• **Task instructions**: Only the records, repeated exactly, should make up the response.

• **The input**:
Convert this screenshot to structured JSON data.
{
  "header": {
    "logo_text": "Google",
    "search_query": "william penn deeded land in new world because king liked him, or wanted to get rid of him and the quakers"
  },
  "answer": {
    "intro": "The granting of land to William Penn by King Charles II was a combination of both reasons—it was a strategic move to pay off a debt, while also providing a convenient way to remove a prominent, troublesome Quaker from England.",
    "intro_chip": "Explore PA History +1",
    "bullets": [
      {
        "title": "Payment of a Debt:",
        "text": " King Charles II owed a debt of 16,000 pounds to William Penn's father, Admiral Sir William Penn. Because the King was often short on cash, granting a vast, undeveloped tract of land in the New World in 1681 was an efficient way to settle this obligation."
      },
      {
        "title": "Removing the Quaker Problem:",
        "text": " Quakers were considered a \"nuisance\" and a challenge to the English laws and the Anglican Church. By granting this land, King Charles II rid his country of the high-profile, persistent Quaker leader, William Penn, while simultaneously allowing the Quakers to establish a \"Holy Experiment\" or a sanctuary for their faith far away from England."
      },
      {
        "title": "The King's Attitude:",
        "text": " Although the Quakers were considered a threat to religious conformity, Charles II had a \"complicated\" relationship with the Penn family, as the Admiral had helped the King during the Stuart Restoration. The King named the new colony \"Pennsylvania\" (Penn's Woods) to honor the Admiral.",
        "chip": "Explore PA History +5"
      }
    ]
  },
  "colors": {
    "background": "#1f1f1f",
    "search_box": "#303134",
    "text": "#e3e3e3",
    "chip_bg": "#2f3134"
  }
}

• **Your response**:
Convert this screenshot to structured JSON data.
{
  "header": {
    "logo_text": "Google",
    "search_query": "william penn deeded land in new world because king liked him, or wanted to get rid of him and the quakers"
  },
  "answer": {
    "intro": "The granting of land to William Penn by King Charles II was a combination of both reasons—it was a strategic move to pay off a debt, while also providing a convenient way to remove a prominent, troublesome Quaker from England.",
    "intro_chip": "Explore PA History +1",
    "bullets": [
      {
        "title": "Payment of a Debt:",
        "text": " King Charles II owed a debt of 16,000 pounds to William Penn's father, Admiral Sir William Penn. Because the King was often short on cash, granting a vast, undeveloped tract of land in the New World in 1681 was an efficient way to settle this obligation."
      },
      {
        "title": "Removing the Quaker Problem:",
        "text": " Quakers were considered a \"nuisance\" and a challenge to the English laws and the Anglican Church. By granting this land, King Charles II rid his country of the high-profile, persistent Quaker leader, William Penn, while simultaneously allowing the Quakers to establish a \"Holy Experiment\" or a sanctuary for their faith far away from England."
      },
      {
        "title": "The King's Attitude:",
        "text": " Although the Quakers were considered a threat to religious conformity, Charles II had a \"complicated\" relationship with the Penn family, as the Admiral had helped the King during the Stuart Restoration. The King named the new colony \"Pennsylvania\" (Penn's Woods) to honor the Admiral.",
        "chip": "Explore PA History +5"
      }
    ]
  },
  "colors": {
    "background": "#1f1f1f",
    "search_box": "#303134",
    "text": "#e3e3e3",
    "chip_bg": "#2f3134"
  }
}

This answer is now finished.